Exercise data
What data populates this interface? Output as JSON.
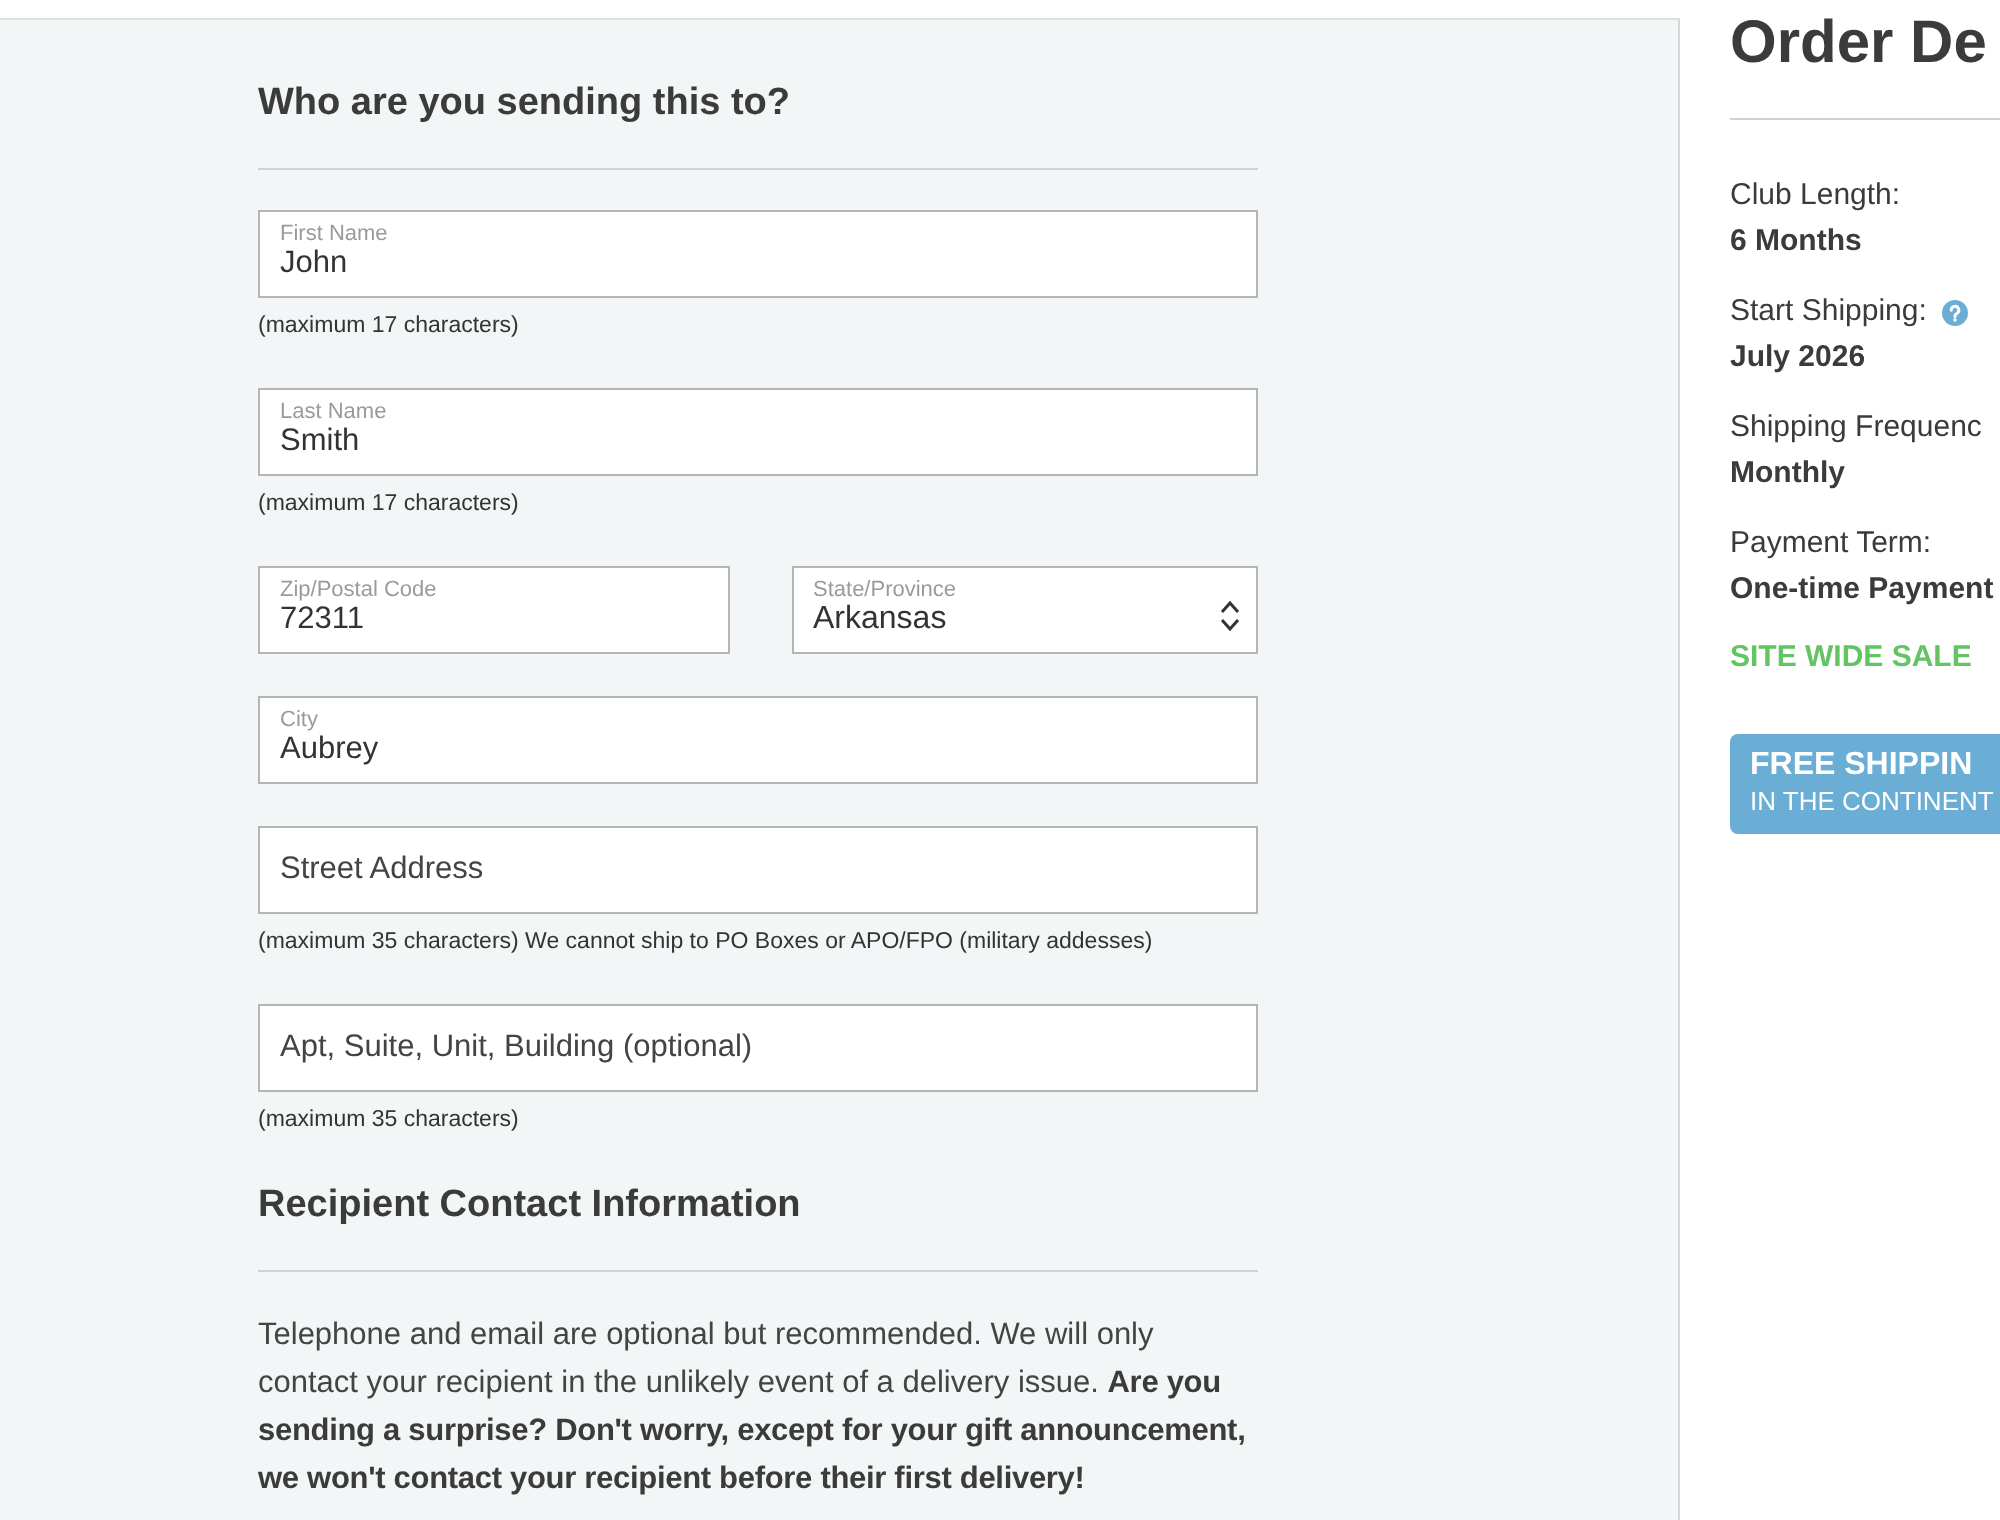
{
  "recipient_form": {
    "heading": "Who are you sending this to?",
    "rows": [
      {
        "fields": [
          {
            "kind": "text",
            "label": "First Name",
            "value": "John"
          }
        ],
        "note": "(maximum 17 characters)"
      },
      {
        "fields": [
          {
            "kind": "text",
            "label": "Last Name",
            "value": "Smith"
          }
        ],
        "note": "(maximum 17 characters)"
      },
      {
        "fields": [
          {
            "kind": "text",
            "label": "Zip/Postal Code",
            "value": "72311"
          },
          {
            "kind": "select",
            "label": "State/Province",
            "value": "Arkansas"
          }
        ]
      },
      {
        "fields": [
          {
            "kind": "text",
            "label": "City",
            "value": "Aubrey"
          }
        ]
      },
      {
        "fields": [
          {
            "kind": "text",
            "placeholder": "Street Address"
          }
        ],
        "note": "(maximum 35 characters) We cannot ship to PO Boxes or APO/FPO (military addesses)"
      },
      {
        "fields": [
          {
            "kind": "text",
            "placeholder": "Apt, Suite, Unit, Building (optional)"
          }
        ],
        "note": "(maximum 35 characters)"
      }
    ]
  },
  "contact_section": {
    "heading": "Recipient Contact Information",
    "text": "Telephone and email are optional but recommended. We will only contact your recipient in the unlikely event of a delivery issue. **Are you sending a surprise? Don't worry, except for your gift announcement, we won't contact your recipient before their first delivery!**"
  },
  "order_details": {
    "title": "Order De",
    "items": [
      {
        "label": "Club Length:",
        "value": "6 Months",
        "help": false
      },
      {
        "label": "Start Shipping:",
        "value": "July 2026",
        "help": true
      },
      {
        "label": "Shipping Frequenc",
        "value": "Monthly",
        "help": false
      },
      {
        "label": "Payment Term:",
        "value": "One-time Payment",
        "help": false
      }
    ],
    "sale": "SITE WIDE SALE",
    "banner": {
      "title": "FREE SHIPPIN",
      "subtitle": "IN THE CONTINENT"
    }
  }
}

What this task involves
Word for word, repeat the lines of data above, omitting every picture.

Result of the task
What data populates this interface? Output as JSON.
{
  "recipient_form": {
    "heading": "Who are you sending this to?",
    "rows": [
      {
        "fields": [
          {
            "kind": "text",
            "label": "First Name",
            "value": "John"
          }
        ],
        "note": "(maximum 17 characters)"
      },
      {
        "fields": [
          {
            "kind": "text",
            "label": "Last Name",
            "value": "Smith"
          }
        ],
        "note": "(maximum 17 characters)"
      },
      {
        "fields": [
          {
            "kind": "text",
            "label": "Zip/Postal Code",
            "value": "72311"
          },
          {
            "kind": "select",
            "label": "State/Province",
            "value": "Arkansas"
          }
        ]
      },
      {
        "fields": [
          {
            "kind": "text",
            "label": "City",
            "value": "Aubrey"
          }
        ]
      },
      {
        "fields": [
          {
            "kind": "text",
            "placeholder": "Street Address"
          }
        ],
        "note": "(maximum 35 characters) We cannot ship to PO Boxes or APO/FPO (military addesses)"
      },
      {
        "fields": [
          {
            "kind": "text",
            "placeholder": "Apt, Suite, Unit, Building (optional)"
          }
        ],
        "note": "(maximum 35 characters)"
      }
    ]
  },
  "contact_section": {
    "heading": "Recipient Contact Information",
    "text": "Telephone and email are optional but recommended. We will only contact your recipient in the unlikely event of a delivery issue. **Are you sending a surprise? Don't worry, except for your gift announcement, we won't contact your recipient before their first delivery!**"
  },
  "order_details": {
    "title": "Order De",
    "items": [
      {
        "label": "Club Length:",
        "value": "6 Months",
        "help": false
      },
      {
        "label": "Start Shipping:",
        "value": "July 2026",
        "help": true
      },
      {
        "label": "Shipping Frequenc",
        "value": "Monthly",
        "help": false
      },
      {
        "label": "Payment Term:",
        "value": "One-time Payment",
        "help": false
      }
    ],
    "sale": "SITE WIDE SALE",
    "banner": {
      "title": "FREE SHIPPIN",
      "subtitle": "IN THE CONTINENT"
    }
  }
}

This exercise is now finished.